Component 3: Strengthening institutions for sustainable development (estimated cost $4m; GEF contribution: $1m). The Wetlands Park Authority operates within a highly complex legal and institutional environment, involving a large number of government agencies and other stakeholders. The Park falls within the Umkhanyakude District Municipality, which is subdivided into five smaller local municipalities. The Wetlands Park is a separate District Management Area. The proposed project will build consensus regarding approaches, provide support for the co-ordination of policies across all sectors, and assist with the definition of institutional responsibilities for co-ordination, project approval, implementation, and monitoring and evaluation. More specifically, this component would finance: (a) Strengthening the institutional capacity of the Wetlands Park Authority, through staff training and management capacity. It is envisaged that the project will be managed in-house, reporting directly to the Authority’s CEO, under the supervision of a Stakeholders Steering Committee; (b) Strengthening the institutional capacity and coordination with other key agencies, including ZKN Wildlife, Agriculture, Land Affairs, Water Affaires and Forestry, local and district municipalities, as well as with local communities and NGOs; (c) Development and implementation of regional and site-specific community-driven local area plans, consistent with the Park’s Integrated Management Plan and local IDPs; and (d) Development of an integrated M & E system, including: information database and analytical and GIS-based mapping tools; socio-ecological data acquisition (through annual surveys); and establishment of a project performance monitoring and evaluation system; and (e) Incremental support for project management.

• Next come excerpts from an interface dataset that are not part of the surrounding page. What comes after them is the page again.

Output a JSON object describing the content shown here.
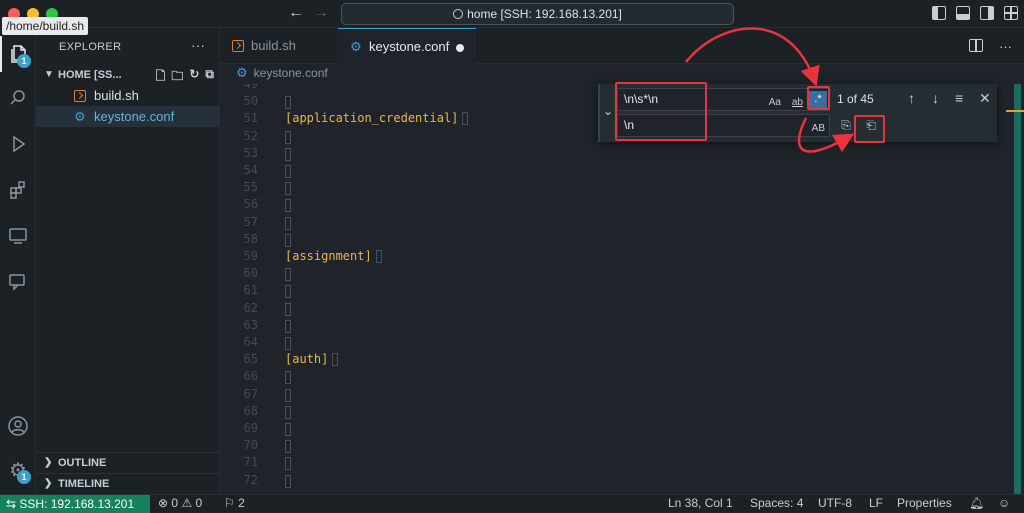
{
  "titlebar": {
    "tooltip": "/home/build.sh",
    "back_icon": "←",
    "forward_icon": "→",
    "command_center": "home [SSH: 192.168.13.201]"
  },
  "activity": {
    "explorer_badge": "1",
    "settings_badge": "1"
  },
  "sidebar": {
    "title": "EXPLORER",
    "more": "···",
    "section": "HOME [SS...",
    "files": [
      {
        "name": "build.sh"
      },
      {
        "name": "keystone.conf"
      }
    ],
    "outline": "OUTLINE",
    "timeline": "TIMELINE"
  },
  "tabs": [
    {
      "label": "build.sh"
    },
    {
      "label": "keystone.conf"
    }
  ],
  "breadcrumb": "keystone.conf",
  "editor": {
    "lines": [
      {
        "n": "49",
        "text": ""
      },
      {
        "n": "50",
        "text": ""
      },
      {
        "n": "51",
        "text": "[application_credential]"
      },
      {
        "n": "52",
        "text": ""
      },
      {
        "n": "53",
        "text": ""
      },
      {
        "n": "54",
        "text": ""
      },
      {
        "n": "55",
        "text": ""
      },
      {
        "n": "56",
        "text": ""
      },
      {
        "n": "57",
        "text": ""
      },
      {
        "n": "58",
        "text": ""
      },
      {
        "n": "59",
        "text": "[assignment]"
      },
      {
        "n": "60",
        "text": ""
      },
      {
        "n": "61",
        "text": ""
      },
      {
        "n": "62",
        "text": ""
      },
      {
        "n": "63",
        "text": ""
      },
      {
        "n": "64",
        "text": ""
      },
      {
        "n": "65",
        "text": "[auth]"
      },
      {
        "n": "66",
        "text": ""
      },
      {
        "n": "67",
        "text": ""
      },
      {
        "n": "68",
        "text": ""
      },
      {
        "n": "69",
        "text": ""
      },
      {
        "n": "70",
        "text": ""
      },
      {
        "n": "71",
        "text": ""
      },
      {
        "n": "72",
        "text": ""
      }
    ]
  },
  "find": {
    "search_value": "\\n\\s*\\n",
    "replace_value": "\\n",
    "match_case": "Aa",
    "whole_word": "ab",
    "regex": ".*",
    "preserve_case": "AB",
    "count": "1 of 45"
  },
  "status": {
    "remote": "SSH: 192.168.13.201",
    "errors": "0",
    "warnings": "0",
    "ports": "2",
    "position": "Ln 38, Col 1",
    "spaces": "Spaces: 4",
    "encoding": "UTF-8",
    "eol": "LF",
    "language": "Properties"
  },
  "colors": {
    "accent": "#3aa0d0",
    "remote_bg": "#16825d",
    "annotation": "#e8353d",
    "section_text": "#e8b84a"
  }
}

  1. Safeguard policies that might apply

From an environmental point of view, the project is expected to have mostly significant benefits, in terms of conservation and rehabilitation of key ecological process within the Greater St Lucia Wetlands Park. However, because of the need for a sound baseline assessment that would allow tracking changes over time, as well activities related to estuary and catchment management, a basic environmental assessment would be warranted.

From a social point of view, the Wetlands Authority’s SEED program will be considerably strengthened through the project in order to deliver significant social and economic benefits. However, because many of the envisaged conservation and ecological rehabilitation activities, both with the Park and in its buffer zone, might involve change or access restrictions to the Park’s resources by local communities, or even potential resettlement, a detailed social assessment, and extensive consultations will be required, during both project preparation and implementation.

Therefore, the project environmental assessment is “B.” Under the Bank’s program to pilot the use of borrower safeguards systems, the Bank is considering the potential use of South African systems to address environmental and social safeguard issues in this project in any or all of the following areas: (a) environmental assessment, (b) natural habitats, (c) resettlement, and (d) cultural property. Before a final determination is made of the areas for piloting, diagnostic work will be undertaken to assess (i) the equivalence of South African systems and World Bank requirements and (ii) the acceptability of implementation practices, track record and capacity of the agencies involved. For the areas selected for piloting, OP/BP 4.00 Piloting the Use of Borrower Systems to Address Environmental and Social Safeguards Issues in Bank-Supported Project will apply. In the event that the Bank decides not to use borrower systems in one or more of these areas, the relevant operational policies will apply to the areas not selected for piloting: (a) OP/BP 4.01 Environmental Assessment, OP 4.04 Natural Habitat, OP/BP 4.12 Involuntary Resettlement, and OPN 11.03 Cultural Property."

  1. Tentative financing









  1. Contact point

Contact: Aziz Bouzaher

Title: Lead Environmental Specialist, ESSD Cluster Leader

Tel: 27-12-431-3119 (World Bank Pretoria)

Fax: 27-12-431-3134